Mr Bishop argues that as the demand for effective e-learning solutions increases, so will it become important to use social networking solutions in the learning process, “While I don’t like to use neologisms like Web 2.0 and E-Learning 2.0, as learning is a social process it seems natural to use social technologies to enhance learning, and creating e-learning systems that are persuasive, adaptable, sociable and sustainable seems to be in the interests of both learners and teachers.”
Bishop, J. (2004). The role of persuasive technology in educating heterogeneous user groups. MSc Thesis, University of Glamorgan.
The purpose of undertaking this project was so that the author could develop further the ideas that came out of doing his degree dissertation and joint project about developing virtual environments for enhancing real-world communities. The author’s degree dissertation and joint project led him to become interested in the role of technology in improving people lives through providing opportunities for them to change and adapt their behaviour to meet individual and collective goals and it is this desire to discover new ways of using technology to allow people to reach their potential that has directed his current research.
This Masters dissertation addresses two key issues; firstly, how technology can be used to encourage individuals to develop specific attitudes and behaviour, and secondly, how technology can be used to allow an increasingly heterogeneous population access education without their individual differences being prejudiced. To address the first issue the author decided to focus on the use of persuasive technologies, which rely on the cooperation of the user to achieve a particular goal or outcome. This builds on his degree work on recommendation systems and reputation systems and his published research into using suggestion technology, which all require the user to make individual choices, with the goal of the system being to provide users with choices and not make decisions on their behalf.
To address the second issue, the author decided to focus on two types of user groups, those that form part of the ‘Net Generation’ and those that come from bilingual communities. The Net Generation is the group of individuals born between 1977 and 1997 who are enthusiastic towards the principle of persuasion, as they have come to value technology that provides them with choices, meaning they are more likely to accept the technology. Whilst the majority of Internet users do not speak English as their first language, the majority of Websites are designed around the culture of the English language, limiting the persuasiveness of them to bilingual groups, which means that there is scope for improvement in the development of persuasive hypermedia systems that are used by bilingual users.
Download it here.

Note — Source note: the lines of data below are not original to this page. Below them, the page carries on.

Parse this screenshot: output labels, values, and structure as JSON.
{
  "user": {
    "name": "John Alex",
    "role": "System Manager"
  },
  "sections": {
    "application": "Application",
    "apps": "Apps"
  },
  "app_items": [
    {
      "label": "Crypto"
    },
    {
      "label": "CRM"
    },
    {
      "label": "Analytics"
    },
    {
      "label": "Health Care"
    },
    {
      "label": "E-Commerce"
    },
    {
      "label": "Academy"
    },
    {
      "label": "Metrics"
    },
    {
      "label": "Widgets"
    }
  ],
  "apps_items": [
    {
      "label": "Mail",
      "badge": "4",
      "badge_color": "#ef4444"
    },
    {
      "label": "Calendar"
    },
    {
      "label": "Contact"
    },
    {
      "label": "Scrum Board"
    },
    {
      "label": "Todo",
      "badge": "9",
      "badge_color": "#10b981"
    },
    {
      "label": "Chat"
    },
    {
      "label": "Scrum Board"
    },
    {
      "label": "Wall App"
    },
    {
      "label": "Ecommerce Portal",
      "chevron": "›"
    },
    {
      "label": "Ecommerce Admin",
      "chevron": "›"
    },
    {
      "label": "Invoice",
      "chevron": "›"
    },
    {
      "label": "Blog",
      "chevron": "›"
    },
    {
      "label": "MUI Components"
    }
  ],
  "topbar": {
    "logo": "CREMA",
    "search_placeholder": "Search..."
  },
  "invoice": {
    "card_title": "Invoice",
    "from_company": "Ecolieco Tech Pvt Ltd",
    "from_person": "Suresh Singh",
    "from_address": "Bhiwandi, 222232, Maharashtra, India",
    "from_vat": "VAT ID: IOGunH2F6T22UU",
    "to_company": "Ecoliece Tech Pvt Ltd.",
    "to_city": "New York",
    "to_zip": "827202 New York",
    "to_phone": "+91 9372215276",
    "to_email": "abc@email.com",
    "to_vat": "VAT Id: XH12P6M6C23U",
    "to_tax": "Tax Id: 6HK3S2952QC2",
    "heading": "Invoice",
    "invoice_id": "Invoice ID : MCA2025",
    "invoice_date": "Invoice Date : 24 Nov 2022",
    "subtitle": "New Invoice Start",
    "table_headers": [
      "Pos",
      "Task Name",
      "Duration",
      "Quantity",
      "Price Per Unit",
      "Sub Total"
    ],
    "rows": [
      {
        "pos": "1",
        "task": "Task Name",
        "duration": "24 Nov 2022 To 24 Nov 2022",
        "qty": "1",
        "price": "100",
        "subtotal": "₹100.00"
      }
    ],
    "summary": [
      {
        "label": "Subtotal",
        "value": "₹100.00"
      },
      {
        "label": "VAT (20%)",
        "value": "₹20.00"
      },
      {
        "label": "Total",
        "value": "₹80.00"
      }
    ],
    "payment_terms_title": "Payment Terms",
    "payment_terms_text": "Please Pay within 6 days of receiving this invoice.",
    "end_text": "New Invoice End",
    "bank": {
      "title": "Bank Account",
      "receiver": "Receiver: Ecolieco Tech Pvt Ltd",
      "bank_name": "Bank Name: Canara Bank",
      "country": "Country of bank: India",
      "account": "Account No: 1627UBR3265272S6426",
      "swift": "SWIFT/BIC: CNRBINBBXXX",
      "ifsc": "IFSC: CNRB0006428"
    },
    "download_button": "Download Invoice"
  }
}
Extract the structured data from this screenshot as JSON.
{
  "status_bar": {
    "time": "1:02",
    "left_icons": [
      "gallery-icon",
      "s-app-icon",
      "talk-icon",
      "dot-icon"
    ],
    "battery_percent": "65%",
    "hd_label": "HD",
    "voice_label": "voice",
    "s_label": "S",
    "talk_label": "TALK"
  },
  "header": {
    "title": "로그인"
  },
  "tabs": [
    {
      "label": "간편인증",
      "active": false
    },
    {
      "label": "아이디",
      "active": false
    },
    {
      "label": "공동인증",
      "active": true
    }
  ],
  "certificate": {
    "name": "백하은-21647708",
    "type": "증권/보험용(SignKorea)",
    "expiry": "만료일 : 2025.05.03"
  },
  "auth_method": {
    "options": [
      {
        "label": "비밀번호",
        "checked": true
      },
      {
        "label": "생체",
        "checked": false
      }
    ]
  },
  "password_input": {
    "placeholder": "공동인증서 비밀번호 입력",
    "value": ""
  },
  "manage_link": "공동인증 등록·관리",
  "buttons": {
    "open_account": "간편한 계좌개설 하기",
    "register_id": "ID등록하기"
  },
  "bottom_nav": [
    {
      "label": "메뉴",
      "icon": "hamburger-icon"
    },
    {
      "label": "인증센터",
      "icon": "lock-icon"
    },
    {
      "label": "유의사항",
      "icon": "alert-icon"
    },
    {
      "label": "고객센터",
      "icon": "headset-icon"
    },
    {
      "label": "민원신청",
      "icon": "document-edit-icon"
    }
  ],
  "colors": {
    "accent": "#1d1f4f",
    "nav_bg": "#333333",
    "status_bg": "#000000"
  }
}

The SELIVCEL Project was started by Jonathan Bishop after completing his MSc in E-Learning in 2004 and commencing on a Masters of Laws in European Union Law degree, where he presented a dissertation investigation the effect of EU law on the e-learning industry.